We had prepared a whole spiel as to why we should get let into Ghana if the border was open. We had had so much success hitchhiking, I foolishly got my hopes up that we would be able to cross over. The two things were in no way correlated but this is the way my brain thinks.
However, our luck was not going to translate to being let over the border and we knew there was no point in arguing. It was back to Bassam for us.
In some ways I was relieved to not be going to Ghana. We knew we had a place to stay at The Elephant’s Nest. There were other travelers there so we had community. The owner had spent most of her adult life in and around West Africa and had all the connections you could want in times of uncertainty. We would be safe there and we would have space to do what we could to pass the time of quarantine we were reconciling was going to be inevitable.
In other ways I was crushed about not getting in. If we had been allowed to cross, we wouldn’t have to worry about anything for 3 months since that was the length of our Ghana visa, as opposed to the 1 month we had in Cote D’Ivoire. We had also set our sights on Ghana and had made such an incredible journey in such a short time to get there only to be 1 day too late. We knew that our setup at The Elephant’s Nest would be comfortable but the thought of having a private room for free with a local in Ghana was a shame to have to pass up.

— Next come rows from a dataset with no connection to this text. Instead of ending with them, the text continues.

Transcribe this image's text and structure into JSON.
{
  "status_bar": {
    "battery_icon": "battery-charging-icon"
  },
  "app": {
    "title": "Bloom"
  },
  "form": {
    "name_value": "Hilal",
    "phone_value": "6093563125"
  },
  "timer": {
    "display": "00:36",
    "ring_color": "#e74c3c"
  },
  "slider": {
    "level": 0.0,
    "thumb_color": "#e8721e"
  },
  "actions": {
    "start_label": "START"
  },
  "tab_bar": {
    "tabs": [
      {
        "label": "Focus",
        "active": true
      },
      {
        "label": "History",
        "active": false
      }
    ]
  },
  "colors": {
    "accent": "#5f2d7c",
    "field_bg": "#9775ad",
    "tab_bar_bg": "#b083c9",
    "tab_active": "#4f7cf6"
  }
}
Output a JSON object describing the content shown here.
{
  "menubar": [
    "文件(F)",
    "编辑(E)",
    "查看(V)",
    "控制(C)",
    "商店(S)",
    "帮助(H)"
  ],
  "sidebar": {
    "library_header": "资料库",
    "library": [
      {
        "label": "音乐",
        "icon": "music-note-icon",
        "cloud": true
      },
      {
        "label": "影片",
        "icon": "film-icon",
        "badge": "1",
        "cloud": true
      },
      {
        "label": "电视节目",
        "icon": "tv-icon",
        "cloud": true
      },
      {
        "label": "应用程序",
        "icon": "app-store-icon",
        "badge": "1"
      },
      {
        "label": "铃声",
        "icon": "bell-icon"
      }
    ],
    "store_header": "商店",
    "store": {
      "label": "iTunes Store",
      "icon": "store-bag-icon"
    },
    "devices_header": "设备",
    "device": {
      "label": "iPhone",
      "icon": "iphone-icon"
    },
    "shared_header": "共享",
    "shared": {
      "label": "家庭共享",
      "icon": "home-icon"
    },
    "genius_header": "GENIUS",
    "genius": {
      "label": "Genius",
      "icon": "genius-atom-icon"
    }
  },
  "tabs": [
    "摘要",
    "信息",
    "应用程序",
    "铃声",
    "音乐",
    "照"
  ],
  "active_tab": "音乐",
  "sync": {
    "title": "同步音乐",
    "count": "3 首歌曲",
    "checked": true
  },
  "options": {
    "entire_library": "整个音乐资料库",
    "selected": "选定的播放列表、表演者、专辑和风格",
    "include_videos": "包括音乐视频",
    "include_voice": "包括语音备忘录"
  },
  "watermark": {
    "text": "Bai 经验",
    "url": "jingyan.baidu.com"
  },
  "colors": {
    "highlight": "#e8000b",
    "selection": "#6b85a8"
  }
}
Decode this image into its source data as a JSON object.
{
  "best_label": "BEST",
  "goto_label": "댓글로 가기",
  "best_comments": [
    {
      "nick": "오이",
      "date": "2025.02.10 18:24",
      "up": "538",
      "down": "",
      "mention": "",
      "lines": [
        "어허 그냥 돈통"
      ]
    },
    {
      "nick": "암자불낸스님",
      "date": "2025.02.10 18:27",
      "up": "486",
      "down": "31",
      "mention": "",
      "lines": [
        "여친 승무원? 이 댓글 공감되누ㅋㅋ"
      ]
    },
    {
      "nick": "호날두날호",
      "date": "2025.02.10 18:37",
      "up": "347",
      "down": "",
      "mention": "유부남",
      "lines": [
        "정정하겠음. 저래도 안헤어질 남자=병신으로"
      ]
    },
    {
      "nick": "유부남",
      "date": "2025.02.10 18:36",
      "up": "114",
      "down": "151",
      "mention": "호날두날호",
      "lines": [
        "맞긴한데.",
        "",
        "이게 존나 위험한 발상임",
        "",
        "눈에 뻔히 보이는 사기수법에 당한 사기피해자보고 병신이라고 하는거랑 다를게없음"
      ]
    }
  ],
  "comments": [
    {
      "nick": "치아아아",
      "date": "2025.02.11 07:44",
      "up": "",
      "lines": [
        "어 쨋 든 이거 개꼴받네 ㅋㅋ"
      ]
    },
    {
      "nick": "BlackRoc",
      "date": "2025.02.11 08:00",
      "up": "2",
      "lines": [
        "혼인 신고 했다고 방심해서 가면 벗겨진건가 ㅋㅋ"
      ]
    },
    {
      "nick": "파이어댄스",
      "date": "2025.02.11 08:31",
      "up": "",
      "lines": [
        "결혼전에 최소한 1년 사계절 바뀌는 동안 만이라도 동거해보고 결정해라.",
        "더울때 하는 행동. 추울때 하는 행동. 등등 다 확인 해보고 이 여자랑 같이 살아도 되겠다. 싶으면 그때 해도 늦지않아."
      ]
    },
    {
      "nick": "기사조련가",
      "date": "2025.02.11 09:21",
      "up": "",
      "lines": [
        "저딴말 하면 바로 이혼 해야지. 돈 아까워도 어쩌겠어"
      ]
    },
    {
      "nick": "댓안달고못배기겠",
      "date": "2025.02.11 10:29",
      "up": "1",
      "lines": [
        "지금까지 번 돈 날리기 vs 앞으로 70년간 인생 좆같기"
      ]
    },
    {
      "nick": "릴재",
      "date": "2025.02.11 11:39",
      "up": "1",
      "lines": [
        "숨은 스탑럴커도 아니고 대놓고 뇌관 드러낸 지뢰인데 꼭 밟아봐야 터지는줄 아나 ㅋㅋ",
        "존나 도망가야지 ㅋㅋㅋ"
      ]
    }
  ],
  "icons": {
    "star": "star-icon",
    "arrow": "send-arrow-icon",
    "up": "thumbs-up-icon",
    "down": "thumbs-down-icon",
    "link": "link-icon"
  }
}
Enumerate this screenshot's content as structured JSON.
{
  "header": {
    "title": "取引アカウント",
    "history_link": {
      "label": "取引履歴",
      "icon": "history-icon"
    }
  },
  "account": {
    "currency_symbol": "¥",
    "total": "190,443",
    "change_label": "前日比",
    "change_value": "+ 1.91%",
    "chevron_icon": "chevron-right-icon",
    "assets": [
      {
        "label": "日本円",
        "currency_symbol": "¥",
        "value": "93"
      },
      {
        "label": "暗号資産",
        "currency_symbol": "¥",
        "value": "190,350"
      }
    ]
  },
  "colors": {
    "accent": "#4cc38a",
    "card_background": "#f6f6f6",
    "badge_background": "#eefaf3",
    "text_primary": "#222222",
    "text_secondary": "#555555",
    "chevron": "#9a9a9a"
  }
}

Still, there was nothing to be done but try and get back to what would be our home for the foreseeable future before dark. Chloe, the owner of The Elephant’s Nest, had made strict rules against public transport of any kind to try and minimize the risk of anyone at her place getting infected. It worked for us as we never use public transit anyways, but as an hour passed and it became 4 o’clock and we were still in Noe waiting for a car to stop, I once again grew skeptical of our ability to make it back.
Cars were passing but they all assumed we had just come from Ghana. There was no way of explaining our situation to a passing vehicle and even if we could, it was still unlikely people would let us ride inside their cars. After a while, we began pulling out all the stops: prayer hands, crazy dancing, absurdly big smiles. It paid off when we got a ride from some policemen who took us back to Aboisso. They were quite reluctant at first but after hearing our story, they too took us farther than they were going to make it easier for us to get a ride.
Back in Aboisso, the mood towards us was deteriorating. Nobody smiled, nobody waved. People weren’t suspicious, they were angry. We needed to get a ride before dark.
And, as always…we did. We made it back safe and sound. We soon began to realize that we had just completed the easy part. Now, we would have to self isolate. The whole world was doing it and we had, until this point, been removed from the reality of the global situation. Our friends the States had been self isolating for weeks. Our friends in Europe were on complete lockdown. It was now time for us to face to music and hunker down.
In less than one week coronavirus went from being a far off problem being faced by people abroad to an immediate threat to us, the countries we were in , and the trip we were taking. Our entire concept of what we were going to experience as a result of the pandemic changed almost overnight. I guess it is the same way the rest of the world felt about it too. But somehow, selfishly, we travelers in Africa had hoped that we would be immune from the worst of it. Everybody kept waiting on this explosion of cases in Africa but it hadn’t happened yet. In some ways I think we were all disillusioned that we might be spared.
But viruses don’t have schedules, or ethnicities, or boundaries. We all have to take the necessary steps to combat the spread of this so that we stand a chance of resuming a normal life in a time frame that is reasonable. And nobody really even knows if that is possible. “We are living in unprecedented times,” seems to be the quote of the pandemic. And it’s true. Nobody knows what is going to happen in even the next week. As if travel in Africa couldn’t get more unpredictable…